Not far from the Banks of the Irfon

(Cilmeri, December 11: for those who still gather there)

You see, it must have been somewhere,
in this sloping field or that;
where Dafis walked his dog today,
whose snout went snuffling
in a certain broom-choked patch;
where lovers lay last summer in the flattened sun-dried grass,
or lay, for that matter, in that self-same spot
a hundred or so years ago;
or there upon the hillside where the fat, incurious sheep
chew now upon the cud.
Or beneath that rooted blackthorn, succoured
by the good black soil that sucked the seeping blood.

But no-one knows the exact place, now,
where the spearhead bit into close-knit mail,
where the long sword’s steel described its arc
when the whetted blade swung at its mark –
where there and then it was the cross, the talisman, the shield,
was wrenched from round the very neck of Wales.

And now the needle thrusts against the sky
in a chosen place that’s plain to see,
in the still, the cold December air, where the chill is felt
as it might have been those seven hundred years ago.
And banners flap yet in a rising breeze as they did in that age gone by –
and songs are sung and verses read
for the one who fell, nearby, somewhere
    – but no-one knows exactly where –
in whose living name fresh tribute is paid
from year to passing year, from one year to the next.

From ‘Welsh Past and Present’

2 thoughts on “Not far from the Banks of the Irfon

  1. I love this ‘take’ on one of the most important events in our nation’s history, particularly the descriptions of everyday events in Stanza 1, which ‘ground’ us and link us so closely to that night over seven hundred years ago.

    Liked by 1 person

    1. Thank you, Jacydo. Yes, in Stanza 1, for those who are acquainted with the events leading up to Llewelyn’s murder, the fact that Dafis’ dog was snuffling in a certain ‘broom-choked patch’ is particularly significant in linking the past with the present.

      Liked by 1 person

Leave a Reply

Fill in your details below or click an icon to log in:

WordPress.com Logo

You are commenting using your WordPress.com account. Log Out /  Change )
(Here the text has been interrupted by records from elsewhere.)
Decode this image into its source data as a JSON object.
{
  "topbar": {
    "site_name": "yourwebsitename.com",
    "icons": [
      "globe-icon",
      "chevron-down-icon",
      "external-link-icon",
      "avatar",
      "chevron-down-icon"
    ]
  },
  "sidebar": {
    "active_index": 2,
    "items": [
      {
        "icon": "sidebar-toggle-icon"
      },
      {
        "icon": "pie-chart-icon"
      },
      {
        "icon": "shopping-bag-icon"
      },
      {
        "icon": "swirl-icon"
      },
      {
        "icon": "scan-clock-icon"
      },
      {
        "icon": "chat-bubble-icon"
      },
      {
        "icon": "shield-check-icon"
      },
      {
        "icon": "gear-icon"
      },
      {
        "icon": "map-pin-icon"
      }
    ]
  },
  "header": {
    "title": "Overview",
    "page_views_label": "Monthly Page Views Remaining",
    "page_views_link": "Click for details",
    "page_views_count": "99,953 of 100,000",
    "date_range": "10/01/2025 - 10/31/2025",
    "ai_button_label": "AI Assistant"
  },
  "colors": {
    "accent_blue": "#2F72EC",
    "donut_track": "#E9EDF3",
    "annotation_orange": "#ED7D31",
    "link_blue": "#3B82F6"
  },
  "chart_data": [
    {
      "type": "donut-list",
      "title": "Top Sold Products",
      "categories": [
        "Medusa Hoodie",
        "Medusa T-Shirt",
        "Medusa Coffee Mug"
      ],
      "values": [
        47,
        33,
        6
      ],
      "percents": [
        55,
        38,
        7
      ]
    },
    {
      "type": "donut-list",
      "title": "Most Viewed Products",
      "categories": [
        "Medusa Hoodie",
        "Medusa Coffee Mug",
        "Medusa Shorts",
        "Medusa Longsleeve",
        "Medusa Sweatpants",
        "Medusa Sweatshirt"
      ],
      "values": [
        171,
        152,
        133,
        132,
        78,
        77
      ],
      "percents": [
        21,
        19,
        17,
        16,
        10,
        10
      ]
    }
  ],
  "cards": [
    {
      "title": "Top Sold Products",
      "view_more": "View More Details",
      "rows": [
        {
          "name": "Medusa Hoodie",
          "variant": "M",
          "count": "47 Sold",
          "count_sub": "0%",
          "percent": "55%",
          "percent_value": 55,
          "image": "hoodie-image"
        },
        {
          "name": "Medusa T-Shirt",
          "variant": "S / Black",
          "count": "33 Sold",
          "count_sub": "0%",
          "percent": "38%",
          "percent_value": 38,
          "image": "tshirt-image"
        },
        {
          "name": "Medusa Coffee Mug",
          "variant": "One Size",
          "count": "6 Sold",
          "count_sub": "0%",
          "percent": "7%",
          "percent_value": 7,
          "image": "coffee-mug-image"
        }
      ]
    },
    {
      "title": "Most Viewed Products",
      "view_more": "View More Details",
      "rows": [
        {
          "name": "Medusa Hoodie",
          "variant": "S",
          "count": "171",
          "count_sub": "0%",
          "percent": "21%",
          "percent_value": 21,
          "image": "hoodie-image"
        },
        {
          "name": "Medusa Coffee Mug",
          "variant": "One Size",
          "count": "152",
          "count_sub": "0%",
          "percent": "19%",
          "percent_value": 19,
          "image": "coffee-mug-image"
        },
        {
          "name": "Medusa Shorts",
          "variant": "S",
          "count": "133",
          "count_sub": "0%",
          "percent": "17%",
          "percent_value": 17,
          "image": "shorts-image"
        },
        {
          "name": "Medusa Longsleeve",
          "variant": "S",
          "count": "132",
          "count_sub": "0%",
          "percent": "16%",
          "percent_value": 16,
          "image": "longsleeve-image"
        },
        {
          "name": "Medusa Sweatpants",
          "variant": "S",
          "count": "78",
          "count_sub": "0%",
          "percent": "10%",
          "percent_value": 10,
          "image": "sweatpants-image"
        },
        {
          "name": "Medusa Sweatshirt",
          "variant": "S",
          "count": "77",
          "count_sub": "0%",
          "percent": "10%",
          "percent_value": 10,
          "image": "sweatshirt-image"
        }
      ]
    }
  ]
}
Google photo

You are commenting using your Google account. Log Out /  Change )

Twitter picture

You are commenting using your Twitter account. Log Out /  Change )

Facebook photo

You are commenting using your Facebook account. Log Out /  Change )

Connecting to %s

This site uses Akismet to reduce spam. Learn how your comment data is processed.